An epidemiologist and former Vice-Chancellor of the University of Health and Allied Sciences, Professor Fred Newton Binka, has advocated the training of more people in the testing for and treatment of malaria.
He said he was of the belief that if at least two million people were trained to test and treat malaria, it would greatly enhance the country’s drive to eliminate malaria.
In an interview with the Daily Graphic, Prof. Binka suggested that retired teachers and civil servants staying in their villages could all be trained in malaria treatment.
“You are a retired teacher or civil servant staying at your village and they say there is no hospital; but you are the hospital. We can train you and the government can give you the drugs for the children and you can test and treat them. And when you do that, you would have given back to society,” he noted.
For him, since many Ghanaians already had knowledge about malaria, training and certifying such people to test for and treat malaria would impact positively on Ghana’s malaria elimination process and also help prevent the abuse of malaria drugs or medication.
Prof. Binka was speaking on the sidelines of a workshop organised for the Parliamentary Select Committee on Health by the Ministry of Health and the Ghana Health Service (GHS), with support from Speak Up Africa, a non-governmental organisation (NGO), in Accra last Thursday.
He said training and certifying many Ghanaians in malaria treatment would help provide accurate data on the scale of the menace.
The epidemiologist and researcher explained that people who self-treated malaria, without going to any trained person to test for and administer appropriate malaria medications, were about 10 times higher than those who went to see professionals.

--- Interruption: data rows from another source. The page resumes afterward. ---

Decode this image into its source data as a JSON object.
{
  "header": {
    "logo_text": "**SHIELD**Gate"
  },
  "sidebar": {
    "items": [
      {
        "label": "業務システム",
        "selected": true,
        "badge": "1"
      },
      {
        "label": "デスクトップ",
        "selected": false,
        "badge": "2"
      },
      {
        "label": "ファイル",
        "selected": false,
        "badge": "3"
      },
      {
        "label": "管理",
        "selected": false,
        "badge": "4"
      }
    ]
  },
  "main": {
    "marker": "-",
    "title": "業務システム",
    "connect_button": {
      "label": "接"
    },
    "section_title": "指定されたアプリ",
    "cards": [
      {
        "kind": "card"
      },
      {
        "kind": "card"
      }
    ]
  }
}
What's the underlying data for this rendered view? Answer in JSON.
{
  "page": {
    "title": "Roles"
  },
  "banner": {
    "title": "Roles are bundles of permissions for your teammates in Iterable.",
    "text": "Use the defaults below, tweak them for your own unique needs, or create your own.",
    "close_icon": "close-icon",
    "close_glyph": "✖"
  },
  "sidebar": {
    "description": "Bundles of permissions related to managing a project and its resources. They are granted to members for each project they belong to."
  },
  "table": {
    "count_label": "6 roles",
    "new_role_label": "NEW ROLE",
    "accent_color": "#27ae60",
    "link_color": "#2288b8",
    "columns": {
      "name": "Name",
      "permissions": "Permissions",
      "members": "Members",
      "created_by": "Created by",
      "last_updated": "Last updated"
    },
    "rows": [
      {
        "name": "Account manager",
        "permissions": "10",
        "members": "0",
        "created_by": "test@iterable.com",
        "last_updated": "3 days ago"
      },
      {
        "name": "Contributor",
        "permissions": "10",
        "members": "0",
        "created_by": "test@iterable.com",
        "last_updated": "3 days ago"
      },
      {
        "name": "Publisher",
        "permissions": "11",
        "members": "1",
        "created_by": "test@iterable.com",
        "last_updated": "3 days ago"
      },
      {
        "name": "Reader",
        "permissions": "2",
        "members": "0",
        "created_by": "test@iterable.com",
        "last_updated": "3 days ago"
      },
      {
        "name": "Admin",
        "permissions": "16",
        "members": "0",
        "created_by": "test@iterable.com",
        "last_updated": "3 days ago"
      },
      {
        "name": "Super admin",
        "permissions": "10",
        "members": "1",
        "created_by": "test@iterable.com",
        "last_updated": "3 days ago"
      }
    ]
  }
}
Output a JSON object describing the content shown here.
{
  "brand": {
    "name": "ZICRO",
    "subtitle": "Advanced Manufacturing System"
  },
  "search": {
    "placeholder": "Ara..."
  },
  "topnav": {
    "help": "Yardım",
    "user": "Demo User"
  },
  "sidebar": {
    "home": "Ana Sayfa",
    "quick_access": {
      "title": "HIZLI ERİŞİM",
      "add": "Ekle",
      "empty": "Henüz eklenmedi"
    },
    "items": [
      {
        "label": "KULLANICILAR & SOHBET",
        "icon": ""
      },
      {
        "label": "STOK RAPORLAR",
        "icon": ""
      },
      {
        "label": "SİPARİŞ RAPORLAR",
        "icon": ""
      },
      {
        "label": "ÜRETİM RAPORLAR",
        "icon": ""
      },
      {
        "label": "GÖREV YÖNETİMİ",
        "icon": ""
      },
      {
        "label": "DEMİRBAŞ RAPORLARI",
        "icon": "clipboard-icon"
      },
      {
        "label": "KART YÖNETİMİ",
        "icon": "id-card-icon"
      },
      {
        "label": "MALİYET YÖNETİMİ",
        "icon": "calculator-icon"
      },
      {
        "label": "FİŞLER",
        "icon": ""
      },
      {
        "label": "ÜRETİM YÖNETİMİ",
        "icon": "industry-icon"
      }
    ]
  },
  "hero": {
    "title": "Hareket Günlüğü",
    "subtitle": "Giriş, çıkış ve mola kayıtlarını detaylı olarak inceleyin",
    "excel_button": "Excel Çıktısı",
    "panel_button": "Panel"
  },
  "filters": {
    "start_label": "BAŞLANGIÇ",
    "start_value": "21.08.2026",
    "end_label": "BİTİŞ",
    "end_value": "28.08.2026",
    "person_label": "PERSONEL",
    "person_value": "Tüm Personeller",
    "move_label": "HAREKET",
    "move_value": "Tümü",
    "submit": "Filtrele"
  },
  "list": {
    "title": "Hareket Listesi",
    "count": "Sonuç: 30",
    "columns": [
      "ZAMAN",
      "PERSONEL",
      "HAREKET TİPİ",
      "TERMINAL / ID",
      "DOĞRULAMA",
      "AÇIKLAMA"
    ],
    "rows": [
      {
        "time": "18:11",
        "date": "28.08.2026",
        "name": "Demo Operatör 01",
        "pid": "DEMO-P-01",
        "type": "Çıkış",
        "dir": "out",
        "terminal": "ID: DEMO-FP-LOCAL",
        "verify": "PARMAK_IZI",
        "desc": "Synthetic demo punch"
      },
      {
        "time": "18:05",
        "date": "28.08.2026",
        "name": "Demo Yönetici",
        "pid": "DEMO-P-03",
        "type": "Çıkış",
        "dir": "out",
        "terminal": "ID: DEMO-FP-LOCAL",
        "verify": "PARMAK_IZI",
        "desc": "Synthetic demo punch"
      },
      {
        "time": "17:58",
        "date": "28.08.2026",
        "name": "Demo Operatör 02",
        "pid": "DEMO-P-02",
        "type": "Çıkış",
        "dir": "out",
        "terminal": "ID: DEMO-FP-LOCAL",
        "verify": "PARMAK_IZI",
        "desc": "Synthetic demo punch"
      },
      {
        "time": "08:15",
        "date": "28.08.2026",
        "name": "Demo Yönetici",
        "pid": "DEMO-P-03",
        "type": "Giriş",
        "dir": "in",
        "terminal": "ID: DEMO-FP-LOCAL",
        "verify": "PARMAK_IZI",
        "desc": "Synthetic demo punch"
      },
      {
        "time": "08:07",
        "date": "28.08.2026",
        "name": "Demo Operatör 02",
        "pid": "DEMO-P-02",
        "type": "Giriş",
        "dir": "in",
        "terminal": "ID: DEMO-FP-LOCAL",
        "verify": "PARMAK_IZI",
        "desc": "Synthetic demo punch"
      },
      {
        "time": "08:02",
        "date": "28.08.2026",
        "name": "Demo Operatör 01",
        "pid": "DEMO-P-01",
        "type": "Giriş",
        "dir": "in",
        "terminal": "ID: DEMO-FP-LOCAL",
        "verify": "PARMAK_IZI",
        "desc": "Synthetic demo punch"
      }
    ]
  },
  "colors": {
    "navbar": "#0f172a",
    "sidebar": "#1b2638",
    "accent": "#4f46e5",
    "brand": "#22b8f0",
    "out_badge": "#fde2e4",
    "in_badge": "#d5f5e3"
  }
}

That, Prof. Binka said, made it difficult for the MoH and the GHS, particularly the National Malaria Control Programme (NMCP), to have accurate data on the scale of the disease in the country.
“At the moment, the medical complexities of malaria are done with. We can now test for malaria very quickly and anybody can be taught how to do that. So we all know that if one catches malaria, the policy says one must treat it within 24 hours. If we do that, nobody will die from malaria and the drugs will work,” he noted.
He explained that there were effective malaria drugs on the market and that when people were properly trained to test and administer the right medications at the right time, it would help in the fight against malaria.
The former vice-chancellor further stressed that in order to get things done to help eliminate malaria, approaches to fighting malaria must be varied in regions and in seasons.
For him, the one-size-fits-all approach being used currently would not help eliminate malaria in the country.
Prof. Binka also called on the government to commit more resources to fight malaria, saying “if resources are not given to the people in the local areas, we can’t do anything”.
He was of the view that “when money is given at the national level, they don’t distribute it to the local level”, pointing out that the local assemblies needed money to implement malaria elimination programmes.
For him, political commitment was the magic bullet that would help the country eliminate malaria, saying the allocation of resources to fight malaria had been very low.
Essence of workshop
Touching on the essence of the workshop, the Programme Manager of the NMCP, Dr Keziah Malm, said the workshop was to help provide a better understanding of the malaria menace in the country to legislators to enable them to prioritise it among their activities.
“Basically, we are really pushing for the eventual elimination of malaria in the country; if not in the whole country, at least part of the country,” she said.
She said one of the key elements to help eliminate malaria in the country was to get the right political commitment, hence “the need to engage Parliament to push the agenda to eliminate malaria”.